Because I love white balsamic vinegar, I’m using it here, but some or all of it could be replaced by fresh squeezed lemon juice, which may be more traditional. Use what you like. The exact proportions are included in the recipe box below, but here are the elements:

Fattoush Vegetables

Tomatoes and cucumbers are classic, but as noted above, use what is in season. Any of the below vegetables in any combination would be nice throughout the spring and summer.

  • slivered snap or snow peas; slice them on the bias for a pretty presentation
  • cucumbers
  • radishes
  • Romaine or other sturdy lettuce
  • tomatoes
  • thinly shaved fennel
  • bell peppers
  • thinly sliced red onion
  • raw corn
  • What else? Anything you would put in a chopped salad would work here.

Fattoush Herbs

Mint, for me, is essential, but any of the below herbs in any combination would be nice.

  • mint
  • chives
  • parsley
  • cilantro
  • dill
  • scallions (not really an herb, but herb-like in what it offers)

Fattoush Pita

  • If you cannot find the above mentioned ARZ pita, use whatever you can find. The ARZ pita is very thin, and for this reason I don’t split it before toasting. If you are using thicker pita, split the rounds crosswise before toasting.
  • The pita can be toasted without any oil or seasonings, but the oil and spices and salt make it so, so tasty. Here I’ve used cumin and crushed red pepper flakes, but any number of spices could work. Next time, I’m trying za’atar, which Lilian uses in her fattoush salad.

As noted above, this whole combination is not authentic, but authenticity is not the goal here. The sweet-sharp flavor of the pomegranate molasses along with the tart, lemony sumac in combination with all of the herbs and vegetables give this salad a brightness and liveliness that’s just irresistible.

After making the salad yesterday on Instagram Stories and posting the photo in my feed, I was so happy to see Liliane’s comment, which read: “The salad looks delicious and refreshing, which is what fattoush is all about.” Amen, Liliane. Amen.

All of the ingredients for the spring salad with crispy pita and fattoush dressing

This is the pita that is flown in from Montreal every Thursday morning to Nora’s.
A bag of ARZ pita from Montreal.

Brush it with olive oil, cumin, salt, and crushed red pepper flakes, if you wish.
A sheet pan holding two rounds of pita brushed with oil, cumin and salt.

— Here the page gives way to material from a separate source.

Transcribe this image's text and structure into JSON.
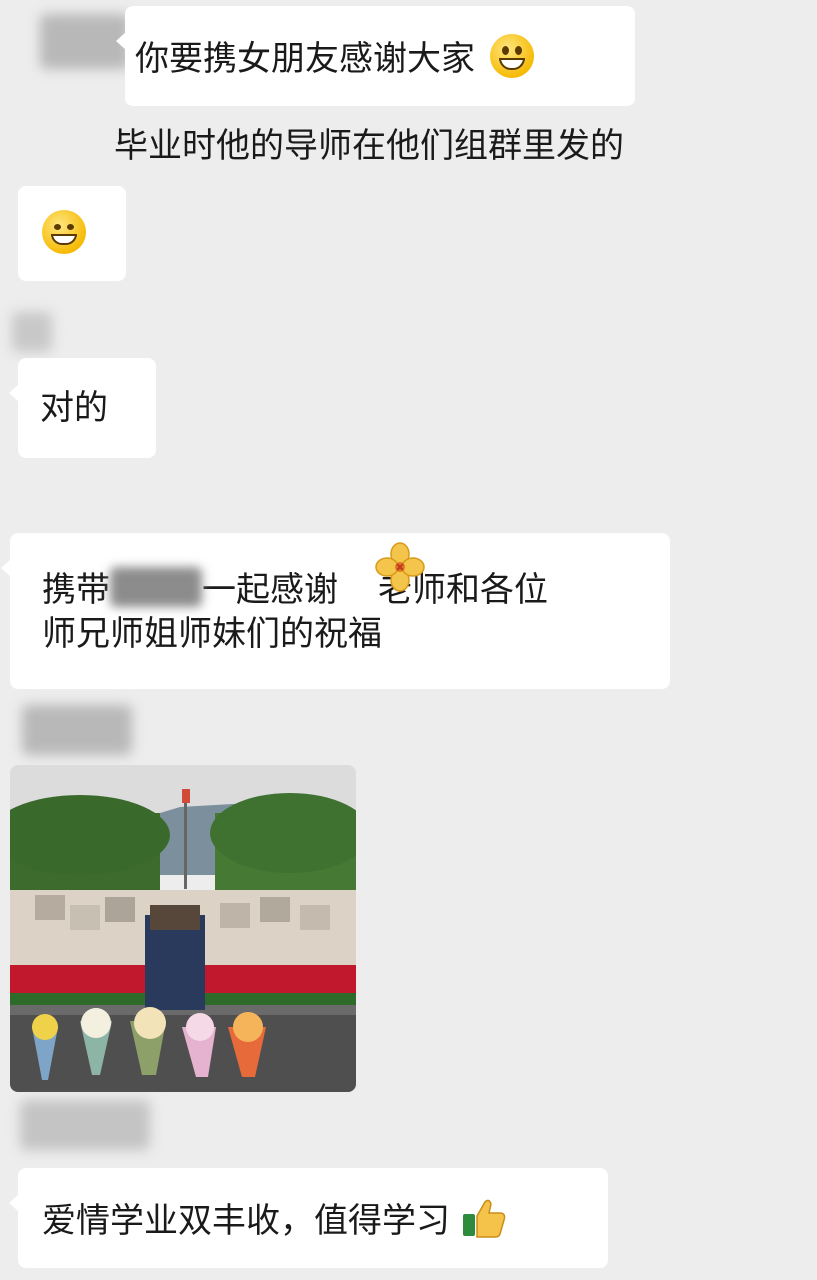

Crispy pita = so good. This fattoush salad experiment has sent me on a little homemade-pita chip bender. My kids like them brushed with olive oil and salt. If you cut the pita into wedges before you toast them, you could make chips that are really nice to serve with hummus.
baked pita

The two ingredients that give fattoush salad that unique sharpness and tartness: sumac and pomegranate molasses.
A jar of sumac and a bottle of pomegranate molasses sitting on the counter.

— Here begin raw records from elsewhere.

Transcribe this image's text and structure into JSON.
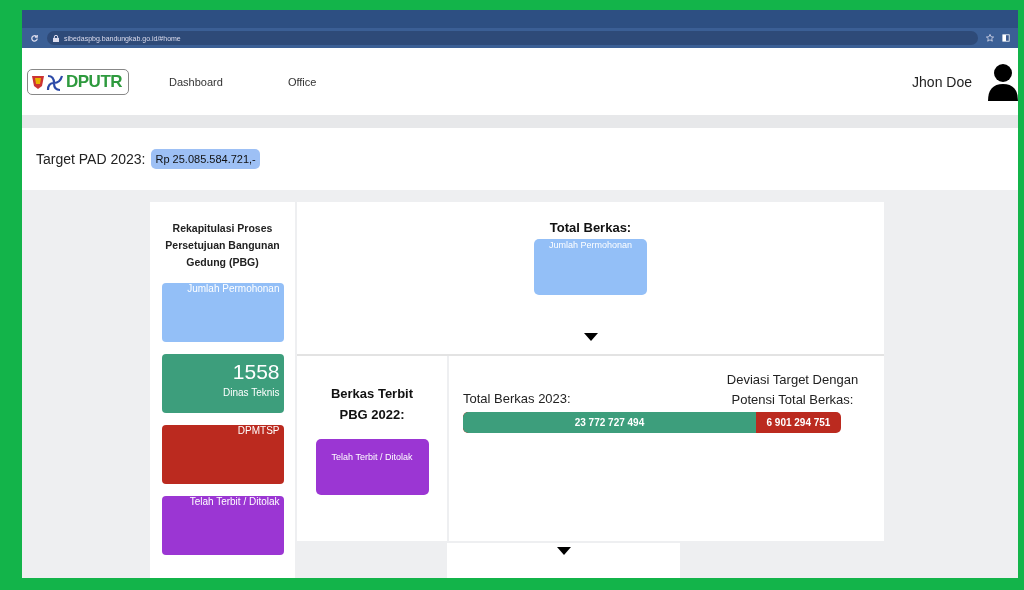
{
  "browser": {
    "url": "sibedaspbg.bandungkab.go.id/#home"
  },
  "header": {
    "logo": "DPUTR",
    "nav": [
      {
        "label": "Dashboard"
      },
      {
        "label": "Office"
      }
    ],
    "user": "Jhon Doe"
  },
  "target": {
    "label": "Target PAD 2023:",
    "value": "Rp 25.085.584.721,-"
  },
  "summary": {
    "title": "Rekapitulasi Proses Persetujuan Bangunan Gedung (PBG)",
    "cards": [
      {
        "label": "Jumlah Permohonan",
        "color": "#93bff7"
      },
      {
        "value": "1558",
        "label": "Dinas Teknis",
        "color": "#3d9e7c"
      },
      {
        "label": "DPMTSP",
        "color": "#bb2a1f"
      },
      {
        "label": "Telah Terbit / Ditolak",
        "color": "#9b36d3"
      }
    ]
  },
  "total": {
    "title": "Total Berkas:",
    "card": {
      "label": "Jumlah Permohonan",
      "color": "#93bff7"
    }
  },
  "issued": {
    "title": "Berkas Terbit PBG 2022:",
    "card": {
      "label": "Telah Terbit / Ditolak",
      "color": "#9b36d3"
    }
  },
  "progress": {
    "label": "Total Berkas 2023:",
    "deviation_label": "Deviasi Target Dengan Potensi Total Berkas:",
    "level": 0.775,
    "achieved": "23 772 727 494",
    "remaining": "6 901 294 751"
  }
}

A bowl filled with fattoush salad dressing and a whisk.
Slivered snow peas on a cutting board with a knife.
All the green ingredients for the fattoush salad, chopped and in a bowl: Romaine, mint, chives, snow peas, cucumbers.
Spring fattoush salad with the pita added.
A bowl with a spring fattoush salad all tossed together.
Spring fattoush salad on the table, ready to be served.
A finished bowl of a spring salad with crispy pita and fattoush dressing.